Handsome Boy Modeling School - SoÖ Howís Your Girl? (Tommy
The brain child of Prince Paul and Dan the Automator, SoÖ Howís Your Girl?
is a cut-and-paste hip hop odyssey with more guest appearances than an
episode of "The Love Boat". Collaborating with the likes of Mike D., Miho
Hatori of Cibo Matto, Josh Hayden of Spain, DJ Shadow and even old SNL
stand-by Father Guido Sarducci, Handsome Boy runs the gamut of rock, rap,
drum and bass, jazz and hardcore yet somehow manages not to choke on itself.
And who can resist an album whose concept was derived from an episode of
Chris Elliotís "Get A Life"?
Wilco - Summerteeth (Warner Bros./Reprise)
Iím a sucker for melody and harmony, and with Summerteeth, I was
reeled in, hook line and sinker. Walking the fine line between lush
arrangements and over production, Wilco shot out of the box with a pop
masterpiece without totally abandoning their twangy roots. The achingly
beautiful "Sheís a Jar" was only ruined for me by a friend who thought it
would be cute to rename is "Sheís a Jar-Jar" in honor of the most annoying
movie character of all time.
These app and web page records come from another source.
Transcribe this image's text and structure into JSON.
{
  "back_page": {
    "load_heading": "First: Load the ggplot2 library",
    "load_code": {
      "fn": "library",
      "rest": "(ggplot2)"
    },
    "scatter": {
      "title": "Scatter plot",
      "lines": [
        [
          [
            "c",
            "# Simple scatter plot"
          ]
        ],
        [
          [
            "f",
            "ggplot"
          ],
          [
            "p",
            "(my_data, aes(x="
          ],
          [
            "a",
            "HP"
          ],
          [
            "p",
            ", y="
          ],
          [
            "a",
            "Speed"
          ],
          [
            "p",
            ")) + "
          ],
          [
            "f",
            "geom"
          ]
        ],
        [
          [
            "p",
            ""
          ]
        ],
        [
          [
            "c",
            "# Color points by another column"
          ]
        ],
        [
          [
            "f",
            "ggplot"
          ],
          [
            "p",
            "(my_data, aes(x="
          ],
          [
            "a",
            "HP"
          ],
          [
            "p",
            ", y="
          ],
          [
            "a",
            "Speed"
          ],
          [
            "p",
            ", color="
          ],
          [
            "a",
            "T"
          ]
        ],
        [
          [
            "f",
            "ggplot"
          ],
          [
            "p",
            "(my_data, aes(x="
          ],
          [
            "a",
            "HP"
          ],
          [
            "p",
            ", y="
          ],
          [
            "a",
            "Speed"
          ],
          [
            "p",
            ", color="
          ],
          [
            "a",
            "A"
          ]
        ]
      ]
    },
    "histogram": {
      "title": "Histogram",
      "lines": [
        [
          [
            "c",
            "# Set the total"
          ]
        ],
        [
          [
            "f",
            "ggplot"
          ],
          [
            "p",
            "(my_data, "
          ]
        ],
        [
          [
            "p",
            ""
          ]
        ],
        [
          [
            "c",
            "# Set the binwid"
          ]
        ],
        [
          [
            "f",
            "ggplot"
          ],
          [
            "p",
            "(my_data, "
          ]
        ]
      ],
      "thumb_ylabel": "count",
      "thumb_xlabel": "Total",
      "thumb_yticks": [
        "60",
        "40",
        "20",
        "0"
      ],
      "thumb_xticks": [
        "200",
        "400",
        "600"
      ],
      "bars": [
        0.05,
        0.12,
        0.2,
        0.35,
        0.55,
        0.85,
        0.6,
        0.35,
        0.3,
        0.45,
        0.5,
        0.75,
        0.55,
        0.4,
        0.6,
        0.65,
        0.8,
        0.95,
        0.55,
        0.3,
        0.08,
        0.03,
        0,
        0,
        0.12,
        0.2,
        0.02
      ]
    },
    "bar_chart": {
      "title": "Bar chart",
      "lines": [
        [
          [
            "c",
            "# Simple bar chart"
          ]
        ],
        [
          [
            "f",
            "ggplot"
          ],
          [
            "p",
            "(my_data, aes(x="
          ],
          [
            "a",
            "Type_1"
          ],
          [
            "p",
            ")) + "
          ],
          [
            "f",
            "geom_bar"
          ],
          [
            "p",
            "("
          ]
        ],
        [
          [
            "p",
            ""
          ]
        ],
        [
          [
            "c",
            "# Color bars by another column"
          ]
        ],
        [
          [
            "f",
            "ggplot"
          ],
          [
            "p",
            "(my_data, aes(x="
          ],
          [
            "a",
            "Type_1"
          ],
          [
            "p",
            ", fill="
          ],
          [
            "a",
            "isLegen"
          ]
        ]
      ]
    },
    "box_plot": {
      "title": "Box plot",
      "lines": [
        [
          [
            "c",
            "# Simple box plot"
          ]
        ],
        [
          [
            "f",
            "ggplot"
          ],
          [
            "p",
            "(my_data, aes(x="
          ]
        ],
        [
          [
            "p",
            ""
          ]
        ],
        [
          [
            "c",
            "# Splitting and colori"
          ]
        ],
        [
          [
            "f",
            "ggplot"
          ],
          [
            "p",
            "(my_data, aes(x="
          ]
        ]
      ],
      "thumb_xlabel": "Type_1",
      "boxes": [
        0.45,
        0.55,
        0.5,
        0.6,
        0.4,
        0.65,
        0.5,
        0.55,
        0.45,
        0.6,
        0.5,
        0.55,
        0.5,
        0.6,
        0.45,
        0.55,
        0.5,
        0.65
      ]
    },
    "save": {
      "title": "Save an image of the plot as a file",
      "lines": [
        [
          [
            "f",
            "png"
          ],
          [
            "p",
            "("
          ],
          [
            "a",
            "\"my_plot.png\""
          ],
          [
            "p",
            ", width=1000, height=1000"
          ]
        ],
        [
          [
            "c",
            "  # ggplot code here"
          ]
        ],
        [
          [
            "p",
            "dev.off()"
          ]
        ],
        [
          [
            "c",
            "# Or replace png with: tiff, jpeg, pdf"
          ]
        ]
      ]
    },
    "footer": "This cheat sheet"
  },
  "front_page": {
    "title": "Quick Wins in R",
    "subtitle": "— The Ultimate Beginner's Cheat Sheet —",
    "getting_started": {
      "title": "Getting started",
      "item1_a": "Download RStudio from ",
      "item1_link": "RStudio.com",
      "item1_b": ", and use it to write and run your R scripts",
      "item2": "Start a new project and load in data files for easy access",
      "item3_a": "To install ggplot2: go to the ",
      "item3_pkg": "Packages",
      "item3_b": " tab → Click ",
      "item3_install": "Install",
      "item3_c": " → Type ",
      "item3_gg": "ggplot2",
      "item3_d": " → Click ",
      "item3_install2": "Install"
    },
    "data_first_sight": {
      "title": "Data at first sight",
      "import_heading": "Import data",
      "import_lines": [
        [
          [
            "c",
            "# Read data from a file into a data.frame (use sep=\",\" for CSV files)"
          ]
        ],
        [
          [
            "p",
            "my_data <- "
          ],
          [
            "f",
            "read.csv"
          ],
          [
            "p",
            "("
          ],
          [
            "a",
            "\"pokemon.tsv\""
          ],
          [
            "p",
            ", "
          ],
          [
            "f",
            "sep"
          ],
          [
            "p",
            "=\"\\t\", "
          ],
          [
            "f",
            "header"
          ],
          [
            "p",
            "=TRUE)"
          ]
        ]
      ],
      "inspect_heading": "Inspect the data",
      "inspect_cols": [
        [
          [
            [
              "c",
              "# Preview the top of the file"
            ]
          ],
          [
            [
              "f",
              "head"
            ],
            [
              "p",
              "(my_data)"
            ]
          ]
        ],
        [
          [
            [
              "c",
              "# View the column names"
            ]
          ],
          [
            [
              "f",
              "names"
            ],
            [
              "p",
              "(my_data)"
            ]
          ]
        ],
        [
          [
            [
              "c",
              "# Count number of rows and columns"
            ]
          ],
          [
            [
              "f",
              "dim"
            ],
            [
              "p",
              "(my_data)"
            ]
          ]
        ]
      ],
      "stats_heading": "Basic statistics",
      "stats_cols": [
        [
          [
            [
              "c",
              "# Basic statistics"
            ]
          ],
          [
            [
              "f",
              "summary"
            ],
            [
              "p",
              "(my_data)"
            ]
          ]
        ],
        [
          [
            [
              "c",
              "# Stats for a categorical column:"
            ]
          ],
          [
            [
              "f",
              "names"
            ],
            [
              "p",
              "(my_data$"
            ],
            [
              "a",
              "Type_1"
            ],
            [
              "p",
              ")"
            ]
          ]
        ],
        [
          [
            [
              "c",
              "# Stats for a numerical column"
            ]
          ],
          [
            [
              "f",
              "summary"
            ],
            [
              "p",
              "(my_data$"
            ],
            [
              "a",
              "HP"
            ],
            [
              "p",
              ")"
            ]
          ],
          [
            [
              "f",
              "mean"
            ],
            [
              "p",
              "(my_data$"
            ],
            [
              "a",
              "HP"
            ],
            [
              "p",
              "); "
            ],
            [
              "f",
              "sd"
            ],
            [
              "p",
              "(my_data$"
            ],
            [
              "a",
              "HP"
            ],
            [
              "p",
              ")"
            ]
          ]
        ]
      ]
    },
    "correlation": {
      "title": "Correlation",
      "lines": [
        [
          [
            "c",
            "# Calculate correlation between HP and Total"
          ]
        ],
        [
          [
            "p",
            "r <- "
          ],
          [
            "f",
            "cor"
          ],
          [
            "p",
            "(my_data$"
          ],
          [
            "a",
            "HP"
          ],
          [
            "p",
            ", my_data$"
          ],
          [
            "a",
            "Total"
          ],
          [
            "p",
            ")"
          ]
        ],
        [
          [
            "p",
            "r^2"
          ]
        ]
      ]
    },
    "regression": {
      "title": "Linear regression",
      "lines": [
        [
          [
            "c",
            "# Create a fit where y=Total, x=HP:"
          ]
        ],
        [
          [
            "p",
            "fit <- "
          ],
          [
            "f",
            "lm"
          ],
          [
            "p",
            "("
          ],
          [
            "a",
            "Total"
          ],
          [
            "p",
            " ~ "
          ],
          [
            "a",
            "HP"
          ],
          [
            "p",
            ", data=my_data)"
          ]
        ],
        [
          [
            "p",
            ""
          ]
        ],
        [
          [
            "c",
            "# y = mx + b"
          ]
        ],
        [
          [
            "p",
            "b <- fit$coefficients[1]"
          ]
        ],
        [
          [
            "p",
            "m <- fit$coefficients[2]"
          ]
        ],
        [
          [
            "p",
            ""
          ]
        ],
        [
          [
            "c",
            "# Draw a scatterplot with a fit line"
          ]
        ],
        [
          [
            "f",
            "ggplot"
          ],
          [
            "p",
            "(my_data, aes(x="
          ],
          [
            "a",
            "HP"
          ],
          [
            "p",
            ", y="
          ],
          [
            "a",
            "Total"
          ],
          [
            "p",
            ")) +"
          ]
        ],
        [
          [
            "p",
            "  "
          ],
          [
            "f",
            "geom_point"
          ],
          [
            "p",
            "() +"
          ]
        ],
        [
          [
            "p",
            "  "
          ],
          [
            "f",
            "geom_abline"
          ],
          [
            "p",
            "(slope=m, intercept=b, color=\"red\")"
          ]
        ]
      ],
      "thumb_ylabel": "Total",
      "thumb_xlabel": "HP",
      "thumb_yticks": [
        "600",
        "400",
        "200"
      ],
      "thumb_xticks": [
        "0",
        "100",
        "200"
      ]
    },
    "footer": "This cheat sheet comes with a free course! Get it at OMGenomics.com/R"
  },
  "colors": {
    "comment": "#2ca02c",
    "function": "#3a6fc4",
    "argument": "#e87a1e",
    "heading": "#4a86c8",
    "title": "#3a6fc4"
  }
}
Floppy eared aliens notwithstanding,
Summerteeth delivers some of the best pure pop brilliance of recent
Beth Orton - Central Reservation (Arista/Heavenly)
The chillout queen of Englandís third album is a markedly more somber work.
It still dabbles in the mixing of folk and breakbeat, but beneath the
surface bubbles an intense plate of emotions. Aided by guests like Ben
Harper, Terry Callier and long-time collaborator William Orbit, Central
Reservation is the album Orton will be remembered for long after her 15
minutes are up. "Sweetest Decline" is quite possibly one of the most
beautiful songs ever recorded.
Pavement - Terror Twilight (Matador)
For some unknown reason, it took me a hell of a long time to jump on the
Pavement train. But with the release of Terror Twilight, produced my
former Radiohead collaborator Nigel Goodrich, I got my shit together and can
finally give Stephen Malkmus and Co. their due. Pavement are the consummate
indie rock band of the 90ís, both grungy and melodic, complex and simple,
raucous without being mindless sweet without being cloying and above all,
intelligent. And hell, Stephen Malkmus lives in my hometown, so thatís got
to be worth something.
Cibo Matto - Stereo*Type A (Warner Bros.)
Thereís something special about Cibo Matto that Iíve never quite been able
to put my finger on. Perhaps itís the total amalgam of cultures they blend
seamlessly to create such a unique sound. The diverse mixture of funk, hip
hop, tropicalia, jazz and even heavy metal is what gives them strength as a
cohesive unit. The lyrics sometimes slip into nonsensical spirals of Miho
Hatoriís rhymes, yet somehow it all seems to make perfect sense.
Old 97ís - Fight Songs (Elektra)
Let me state for the record that I hate country music. Well, more
specifically I hate Pop-Country like Garth and Shania. I guess the Old 97ís
fit somewhere into the category known as alt-country. Theyíve got twang, but
theyíve also got a terribly endearing pop sensibility about them. On their
fourth album, the deceptively melancholy Fight Songs, these four boys
from Texas are reaching for commercial and critical success. And that thar
Rhett Miller is pretty darn foxy!
Beulah - When Your Heartstrings Break (Sugar Free)
Have you ever been so smitten with an album that you tell every person you
know to go buy it so they too can share in your joy? Thatís what Beulahís
second album is to me. Part of the Elephant 6 collective, Beulah know a
thing or two about harmonies and beautiful pop melodies. When Your
Heartstrings Break is the album you pull out on that first day of spring
and donít retire until well after the last leaf of autumn falls.
Read Courtney's past reviews of these albums.